You might think this sounds great. But you may also be wondering “what is an allosteric modulator?” and “how does it work?”


Allosteric modulators act on a binding site non-competitively. If you think of a binding molecule or ligand as a key and the lock as a receptor, allosteric modulators change the shape of the lock, thereby affecting the key that fits most closely. Allosteric modulators can enhance or inhibit the strength of a signal, depending on whether they increase the fit of the key or decrease the probability of the key entering the lock (Figure 1).

Other Pathways

However, CBD does not only interact with the endocannabinoid system and its key receptors (CB1 and CB2). Rather, numerous studies in animal models have proven that CBD modulates several other pathways and channels with therapeutic value.

Anticonvulsant Properties

Today, only two CBD-derived drugs have been approved by the FDA; most notably the epilepsy treatment Epidiolex from GW Pharmaceuticals.

While Epidiolex has helped popularize cannabinoids as a treatment, it also embodies the cannabinoid molecule’s most troublesome physical property: hydrophobicity. Cannabinoids are hydrophobic, meaning they hate water and will achieve low bioavailability (or concentration in the blood). This is because hydrophobic molecules are not easily absorbed in aqueous solutions. Therefore, Epidiolex is ingested with sesame oil, a fatty solution that helps the body absorb the critical active ingredient for patients suffering from seizure syndromes like Lennox-Gastaut syndrome (LGS) or Dravet syndrome. Ingesting CBD with sesame oil has its shortcomings. In addition to adverse reactions and a poor taste profile leading to low adherence, sesame is also the ninth most common food allergen.

Due to the limitations of cannabinoids’ hydrophobic properties, cannabis-focused drug development companies are forming superior cannabinoids using enzymatic modifications.

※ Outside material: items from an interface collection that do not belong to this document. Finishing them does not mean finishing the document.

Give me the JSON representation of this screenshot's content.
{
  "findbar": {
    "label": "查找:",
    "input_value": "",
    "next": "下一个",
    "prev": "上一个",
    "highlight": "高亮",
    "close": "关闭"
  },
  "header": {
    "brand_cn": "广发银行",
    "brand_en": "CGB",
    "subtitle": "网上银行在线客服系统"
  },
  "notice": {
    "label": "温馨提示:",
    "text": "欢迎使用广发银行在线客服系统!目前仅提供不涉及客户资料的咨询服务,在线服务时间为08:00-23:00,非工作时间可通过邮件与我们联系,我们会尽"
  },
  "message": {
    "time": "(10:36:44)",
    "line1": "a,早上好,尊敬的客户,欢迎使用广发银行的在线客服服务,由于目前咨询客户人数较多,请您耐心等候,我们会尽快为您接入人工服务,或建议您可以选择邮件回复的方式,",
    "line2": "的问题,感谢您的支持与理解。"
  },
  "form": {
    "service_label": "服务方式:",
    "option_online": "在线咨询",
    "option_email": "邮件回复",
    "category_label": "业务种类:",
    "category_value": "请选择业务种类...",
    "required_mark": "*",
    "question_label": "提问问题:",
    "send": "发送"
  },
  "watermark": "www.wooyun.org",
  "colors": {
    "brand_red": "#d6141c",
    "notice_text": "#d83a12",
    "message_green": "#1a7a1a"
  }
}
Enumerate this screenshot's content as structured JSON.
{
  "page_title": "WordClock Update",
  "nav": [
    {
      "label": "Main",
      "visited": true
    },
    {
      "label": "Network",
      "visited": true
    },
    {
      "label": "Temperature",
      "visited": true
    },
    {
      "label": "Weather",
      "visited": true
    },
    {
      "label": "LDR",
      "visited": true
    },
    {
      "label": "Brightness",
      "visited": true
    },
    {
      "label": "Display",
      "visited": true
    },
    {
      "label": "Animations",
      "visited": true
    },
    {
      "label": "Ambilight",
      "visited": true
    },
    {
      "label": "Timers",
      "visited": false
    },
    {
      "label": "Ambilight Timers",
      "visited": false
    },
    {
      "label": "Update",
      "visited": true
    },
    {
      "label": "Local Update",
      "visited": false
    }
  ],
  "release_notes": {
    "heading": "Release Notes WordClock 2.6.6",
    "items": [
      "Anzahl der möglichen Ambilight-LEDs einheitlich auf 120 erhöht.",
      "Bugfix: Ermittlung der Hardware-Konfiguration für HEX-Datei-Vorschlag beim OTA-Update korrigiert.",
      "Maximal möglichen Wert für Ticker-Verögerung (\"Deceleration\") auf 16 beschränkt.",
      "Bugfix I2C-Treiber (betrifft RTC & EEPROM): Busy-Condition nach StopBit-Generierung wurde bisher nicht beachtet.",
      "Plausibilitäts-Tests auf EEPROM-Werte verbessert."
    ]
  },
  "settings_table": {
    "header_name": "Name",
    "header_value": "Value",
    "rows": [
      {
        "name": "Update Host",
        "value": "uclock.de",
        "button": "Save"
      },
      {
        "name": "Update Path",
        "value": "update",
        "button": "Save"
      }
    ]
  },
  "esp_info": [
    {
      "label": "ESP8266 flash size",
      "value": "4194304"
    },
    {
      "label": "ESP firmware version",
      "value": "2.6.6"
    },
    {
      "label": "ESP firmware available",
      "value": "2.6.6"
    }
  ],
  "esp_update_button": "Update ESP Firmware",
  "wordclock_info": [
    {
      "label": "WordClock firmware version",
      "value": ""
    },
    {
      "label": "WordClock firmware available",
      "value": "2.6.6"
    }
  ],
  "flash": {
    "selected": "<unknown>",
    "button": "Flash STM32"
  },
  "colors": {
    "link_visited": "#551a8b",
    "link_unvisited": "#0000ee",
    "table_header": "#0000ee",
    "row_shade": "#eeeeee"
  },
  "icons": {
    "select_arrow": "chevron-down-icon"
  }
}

These drug candidates may help improve water solubility while maintaining the therapeutic effects of the core CBD molecule. Additionally, these active ingredients could empower Canopy Rivers portfolio companies in the food, beverage, and cosmetics sectors, to have greater bioavailability and purity.

Neuroprotective Properties

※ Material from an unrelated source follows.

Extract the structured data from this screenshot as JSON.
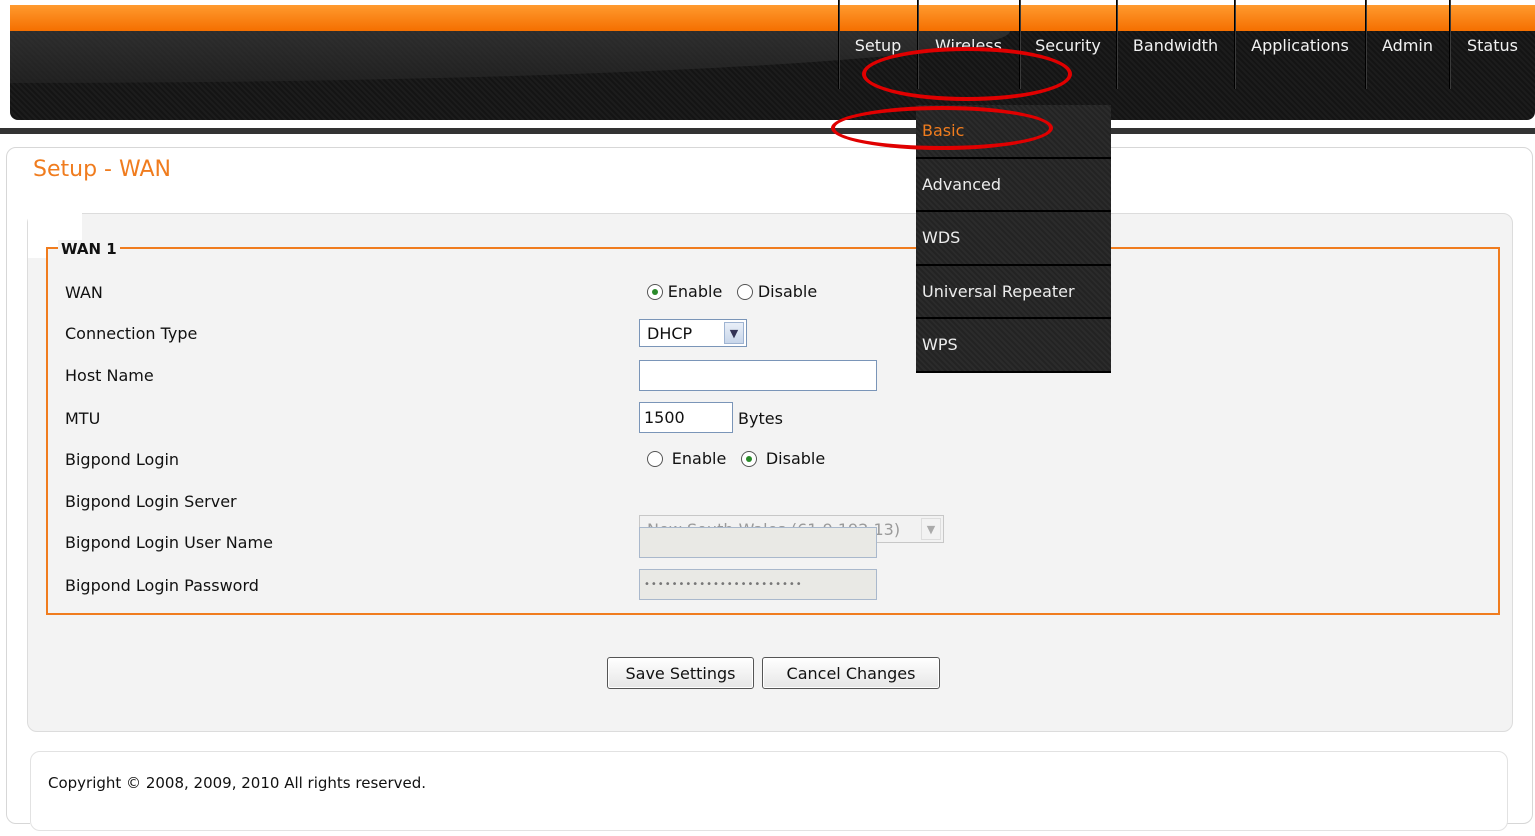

Studies have shown that CBD may also be useful in ameliorating symptoms of stress, anxiety, and mental illness. A literature review on CBD by Blessing et al published in Neurotherapeutics found that CBD exhibits anxiogenic effects for conditions such as PTSD, GAD, PD, OCD, and SAD.

There are several proposed mechanisms of action that could support anxiogenic effects. Schier et al. suggests in an oft-cited study that CBD activates the 5-HT1A serotonin receptor thereby activating cascades and pathways similar to serotonin, commonly referred to as the happy chemical. While Schier et al. were able to demonstrate anti-anxiety and antidepressant effects in animal models, translating these studies to clinical trials will help validate this hypothesis.

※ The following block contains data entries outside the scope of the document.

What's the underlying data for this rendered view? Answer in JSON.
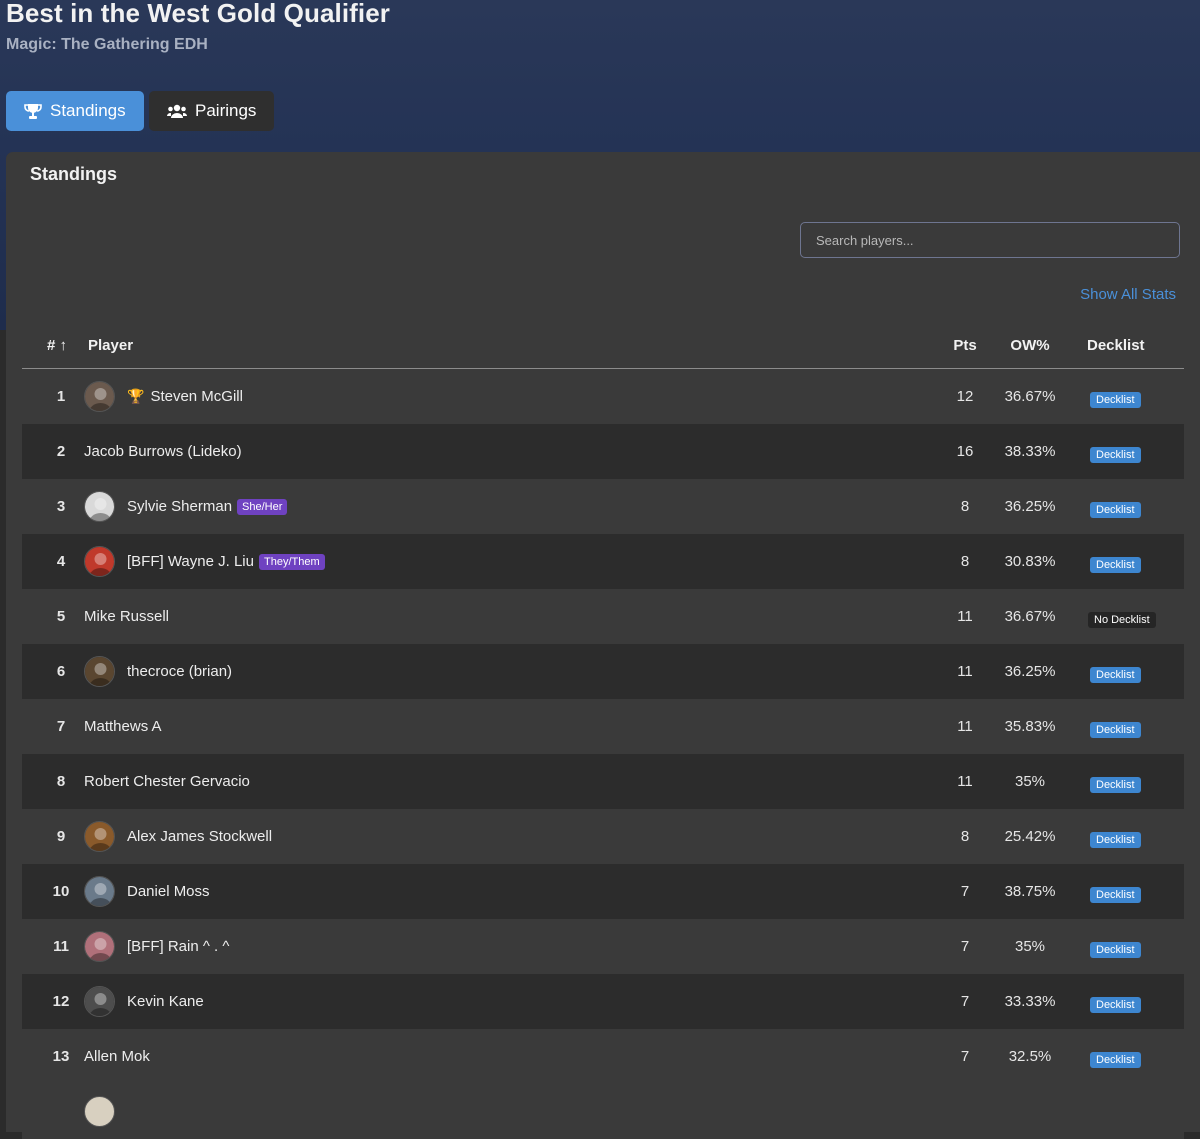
{
  "header": {
    "title": "Best in the West Gold Qualifier",
    "subtitle": "Magic: The Gathering EDH"
  },
  "tabs": [
    {
      "label": "Standings",
      "icon": "trophy-icon",
      "active": true
    },
    {
      "label": "Pairings",
      "icon": "users-icon",
      "active": false
    }
  ],
  "standings": {
    "title": "Standings",
    "search_placeholder": "Search players...",
    "show_all_stats": "Show All Stats",
    "columns": {
      "rank": "# ↑",
      "player": "Player",
      "pts": "Pts",
      "ow": "OW%",
      "decklist": "Decklist"
    },
    "rows": [
      {
        "rank": "1",
        "name": "Steven McGill",
        "avatar": true,
        "winner": true,
        "pronoun": "",
        "pts": "12",
        "ow": "36.67%",
        "decklist": "Decklist",
        "has_deck": true
      },
      {
        "rank": "2",
        "name": "Jacob Burrows (Lideko)",
        "avatar": false,
        "winner": false,
        "pronoun": "",
        "pts": "16",
        "ow": "38.33%",
        "decklist": "Decklist",
        "has_deck": true
      },
      {
        "rank": "3",
        "name": "Sylvie Sherman",
        "avatar": true,
        "winner": false,
        "pronoun": "She/Her",
        "pts": "8",
        "ow": "36.25%",
        "decklist": "Decklist",
        "has_deck": true
      },
      {
        "rank": "4",
        "name": "[BFF] Wayne J. Liu",
        "avatar": true,
        "winner": false,
        "pronoun": "They/Them",
        "pts": "8",
        "ow": "30.83%",
        "decklist": "Decklist",
        "has_deck": true
      },
      {
        "rank": "5",
        "name": "Mike Russell",
        "avatar": false,
        "winner": false,
        "pronoun": "",
        "pts": "11",
        "ow": "36.67%",
        "decklist": "No Decklist",
        "has_deck": false
      },
      {
        "rank": "6",
        "name": "thecroce (brian)",
        "avatar": true,
        "winner": false,
        "pronoun": "",
        "pts": "11",
        "ow": "36.25%",
        "decklist": "Decklist",
        "has_deck": true
      },
      {
        "rank": "7",
        "name": "Matthews A",
        "avatar": false,
        "winner": false,
        "pronoun": "",
        "pts": "11",
        "ow": "35.83%",
        "decklist": "Decklist",
        "has_deck": true
      },
      {
        "rank": "8",
        "name": "Robert Chester Gervacio",
        "avatar": false,
        "winner": false,
        "pronoun": "",
        "pts": "11",
        "ow": "35%",
        "decklist": "Decklist",
        "has_deck": true
      },
      {
        "rank": "9",
        "name": "Alex James Stockwell",
        "avatar": true,
        "winner": false,
        "pronoun": "",
        "pts": "8",
        "ow": "25.42%",
        "decklist": "Decklist",
        "has_deck": true
      },
      {
        "rank": "10",
        "name": "Daniel Moss",
        "avatar": true,
        "winner": false,
        "pronoun": "",
        "pts": "7",
        "ow": "38.75%",
        "decklist": "Decklist",
        "has_deck": true
      },
      {
        "rank": "11",
        "name": "[BFF] Rain ^ . ^",
        "avatar": true,
        "winner": false,
        "pronoun": "",
        "pts": "7",
        "ow": "35%",
        "decklist": "Decklist",
        "has_deck": true
      },
      {
        "rank": "12",
        "name": "Kevin Kane",
        "avatar": true,
        "winner": false,
        "pronoun": "",
        "pts": "7",
        "ow": "33.33%",
        "decklist": "Decklist",
        "has_deck": true
      },
      {
        "rank": "13",
        "name": "Allen Mok",
        "avatar": false,
        "winner": false,
        "pronoun": "",
        "pts": "7",
        "ow": "32.5%",
        "decklist": "Decklist",
        "has_deck": true
      }
    ]
  },
  "colors": {
    "accent": "#4a90d9",
    "pronoun": "#6f42c1",
    "trophy": "#f0b429"
  }
}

Full Spectrum vs. Isolate

Many scientists are also proposing that the effects of CBD are often enhanced by the consumption of “full spectrum hemp” or the entire mixture of cannabinoids within the plant, otherwise known as the entourage effect. As data on the efficacy of CBD isolate vs. full-spectrum is explored, companies may create both product types to address divergence in the literature and consumer preference.


According to a Gallup poll published in August, 1 in 7 Americans are already using CBD products for a variety of indications including sleep, anxiety and pain. Still, the shortage of evidence-based research on CBD leaves many unanswered questions on the myriad of uses for CBD and other cannabinoids.

One of the factors currently handicapping research is product standardization. By continuing to increase the quality and consistency of cannabis flower and isolate through plant science and regulatory standardization, clinical research has the opportunity to drive further consumer trust and open up new markets in pharma and biotech for CBD and cannabinoids at large.

Today, CBD is evolving from anecdotal remedy to evidence-based therapeutic and trusted consumer ingredient. Here's to 2020 bringing more high impact studies on CBD efficacy and further solidifying the potential of this small but powerful molecule.